While Shelby County has done irreparable harm to the state of voting rights in this country, Congress is not powerless to mitigate this damage and restore the original force of the Voting Rights Act. In Shelby County, the Court invalidated the specific formula used to determine which states and political subdivisions would have to preclear all voting changes with the federal government. It did not, however, rule that the preclearance requirement itself was unconstitutional, holding that “Congress may draft another formula based on current conditions.”

Over the past six years, though legislation has been introduced in Congress to update the preclearance formula in accordance with the Court’s ruling, Congress has failed to hold a single hearing specifically on this issue.

The consequence of congressional inaction has been severe. Since 2010, 25 states have enacted new voting restrictions making it harder for citizens, especially people of color and other minorities, to register to vote and cast their ballot. Across the country, substantial voting rights rollbacks over the past six years have reversed half a century of hard-fought progress

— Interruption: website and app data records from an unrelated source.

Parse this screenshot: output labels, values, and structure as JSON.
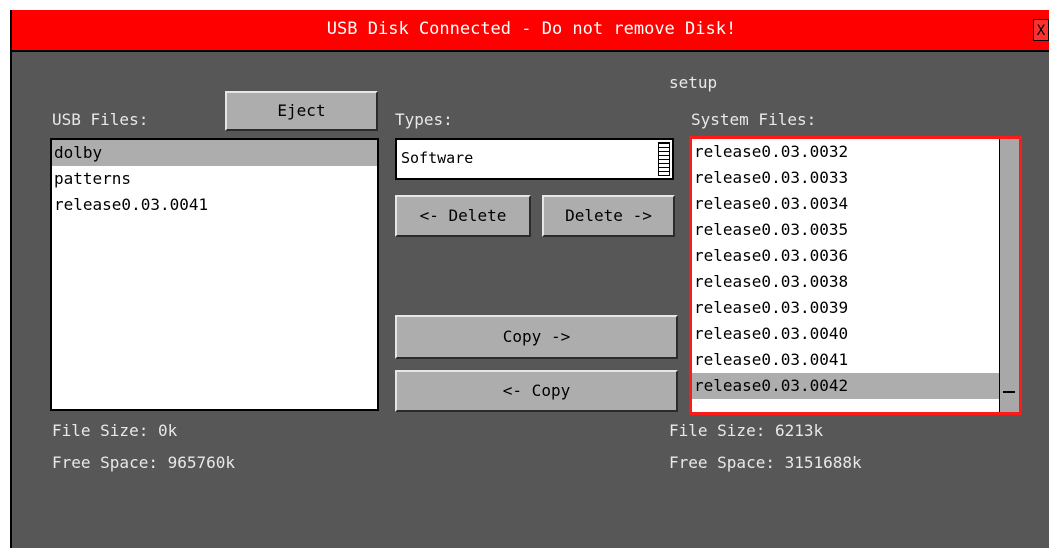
{
  "title": "USB Disk Connected - Do not remove Disk!",
  "close_glyph": "X",
  "usb": {
    "label": "USB Files:",
    "eject_label": "Eject",
    "files": [
      "dolby",
      "patterns",
      "release0.03.0041"
    ],
    "selected_index": 0,
    "file_size": "File Size: 0k",
    "free_space": "Free Space: 965760k"
  },
  "types": {
    "label": "Types:",
    "value": "Software",
    "delete_left": "<- Delete",
    "delete_right": "Delete ->",
    "copy_right": "Copy ->",
    "copy_left": "<- Copy"
  },
  "system": {
    "setup_label": "setup",
    "label": "System Files:",
    "files": [
      "release0.03.0032",
      "release0.03.0033",
      "release0.03.0034",
      "release0.03.0035",
      "release0.03.0036",
      "release0.03.0038",
      "release0.03.0039",
      "release0.03.0040",
      "release0.03.0041",
      "release0.03.0042"
    ],
    "selected_index": 9,
    "file_size": "File Size: 6213k",
    "free_space": "Free Space: 3151688k"
  },
  "colors": {
    "titlebar": "#ff0000",
    "panel": "#575757",
    "button": "#adadad",
    "focus": "#ff1a1a"
  }
}
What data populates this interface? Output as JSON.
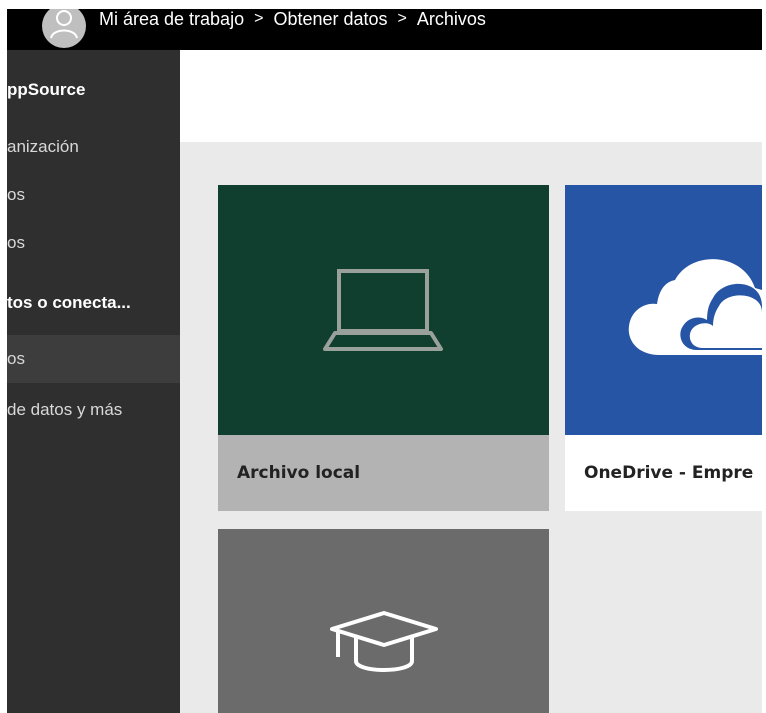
{
  "breadcrumb": {
    "items": [
      "Mi área de trabajo",
      "Obtener datos",
      "Archivos"
    ],
    "separator": ">"
  },
  "sidebar": {
    "items": [
      {
        "label": "ppSource"
      },
      {
        "label": "anización"
      },
      {
        "label": "os"
      },
      {
        "label": "os"
      },
      {
        "label": "tos o conecta..."
      },
      {
        "label": "os"
      },
      {
        "label": "de datos y más"
      }
    ]
  },
  "tiles": [
    {
      "label": "Archivo local",
      "color": "#113f2f",
      "caption_bg": "#b3b3b3",
      "icon": "laptop-icon"
    },
    {
      "label": "OneDrive - Empre",
      "color": "#2755a5",
      "caption_bg": "#ffffff",
      "icon": "cloud-icon"
    },
    {
      "label": "",
      "color": "#6b6b6b",
      "caption_bg": "#6b6b6b",
      "icon": "graduation-cap-icon"
    }
  ],
  "colors": {
    "topbar": "#000000",
    "sidebar": "#2f2f2f",
    "content_bg": "#eaeaea"
  }
}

Texas, for example, enacted a redistricting plan that federal courts had previously rejected because they found “more evidence of discriminatory intent than we have space, or need, to address here.”  In another case about the Texas law, a court concluded that, “simply put, many Hispanics and African Americans who voted in the last elections will, because of the burdens imposed by SB 14, likely be unable to vote.” After Shelby County, this law was allowed to go into effect. And in 2016, a court struck down a similar voter ID law in North Carolina, noting it “targeted African-Americans with almost surgical precision.”

In the absence of a preclearance requirement, states can implement restrictive and discriminatory voting laws without immediate restraint – and it may take years for a successful legal challenge to be mounted. While both laws mentioned above were eventually invalidated, relief came only after they took effect and potentially influenced the outcome of multiple elections. The Voting Rights Advancement Act will reinstate the VRA’s preclearance requirement and prevent states from enacting discriminatory voting laws, thereby inflicting irreversible damage on the legitimacy of the electoral process.

In the face of federal inaction, many states have taken the lead on expanding and securing the right to vote. In 2018, Maryland, New Jersey, and Washington adopted automatic voter registration, a policy which would significantly increase access to the ballot. Since 2016, six states have limited or reversed their felon disenfranchisement laws and 16 states have enacted reforms such as same-day registration, online voter-registration, and expanded early voting opportunities that make it easier to register and vote. Despite the absence of Congressional leadership, there is substantial momentum behind expanding ballot access and preserving America’s voting rights.

Our democracy only works when everyone can fully participate, no matter who they are or what their race or color. As we approach six years without the full force of the Voting Rights Act, Congress must act to protect the rights that so many fought to attain. It’s time for Congress to pass the Voting Rights Advancement Act of 2019 and restore the right to vote.